- Students will be able to illustrate the mercantilist relationship between Great Britain and its colonies by designing their own political cartoon or infographic.
Students may complete this activity alone, in pairs, or in small groups, as best fits your teaching situation. Handout B: Mercantilism Background can be provided to students after the cartoon analysis warm-up and before the primary sources to provide students with additional context and scaffolding before analyzing Handout C: Mercantilism Primary Sources.
Political Cartoon Analysis
Students analyze The Mercantilist Argument for Colonial Expansion cartoon and answer the following questions on Handout A: Cartoon Analysis.
1. Briefly describe what you see.
2. Who appears to be in a position of power in this political cartoon? Explain.
3. Who appears to be in a subservient role? Explain.
4. What do colonies provide to the mother country?
5. What is the message of the cartoon?
Option 1: Distribute Handout B: Mercantilism Background and have students read and answer the questions. Discuss answers before distributing Handout C: Mercantilism Primary Sources. Tell students to look for the main ideas of mercantilism discussed in the background reading as they are analyzing the three primary sources.
Option 2 (more challenging): Distribute Handout C: Mercantilism Primary Sources. Have the students read the three primary source documents and answer questions on their handout.
- Document 1: Philipp von Hörnigk, Austria Over All, If She Only Will, 1684
- Document 2: Excerpts from the Navigation Act of September 13, 1660
- Document 3: Excerpts from the Navigation Act of April 10, 1696
In small group discussions, have the students discuss how mercantilism may have affected colonists in the following regions: the New England colonies, middle colonies, and southern colonies.

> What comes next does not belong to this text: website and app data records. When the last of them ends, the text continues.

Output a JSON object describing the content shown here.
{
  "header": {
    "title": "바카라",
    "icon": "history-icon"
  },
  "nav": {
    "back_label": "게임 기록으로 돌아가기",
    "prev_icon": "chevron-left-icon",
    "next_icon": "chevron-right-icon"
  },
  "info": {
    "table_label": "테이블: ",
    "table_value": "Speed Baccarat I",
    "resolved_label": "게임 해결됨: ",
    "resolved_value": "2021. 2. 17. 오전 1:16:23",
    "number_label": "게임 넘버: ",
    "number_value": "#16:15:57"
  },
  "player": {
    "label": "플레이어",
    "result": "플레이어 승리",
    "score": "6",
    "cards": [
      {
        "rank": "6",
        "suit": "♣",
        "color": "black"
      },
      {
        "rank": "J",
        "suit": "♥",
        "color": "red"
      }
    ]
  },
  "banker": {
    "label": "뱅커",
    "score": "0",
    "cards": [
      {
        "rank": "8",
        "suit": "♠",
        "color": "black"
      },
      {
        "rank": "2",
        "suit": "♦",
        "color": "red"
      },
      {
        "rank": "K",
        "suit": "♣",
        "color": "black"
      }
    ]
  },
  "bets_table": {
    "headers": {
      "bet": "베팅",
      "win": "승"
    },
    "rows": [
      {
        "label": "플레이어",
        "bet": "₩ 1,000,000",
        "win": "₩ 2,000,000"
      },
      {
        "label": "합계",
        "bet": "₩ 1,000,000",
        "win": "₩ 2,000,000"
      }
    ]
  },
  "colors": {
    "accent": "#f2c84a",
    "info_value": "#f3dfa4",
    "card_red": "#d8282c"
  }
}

Students will draw a political cartoon or infographic representing one region of the colonies and its mercantilist relationship with Great Britain.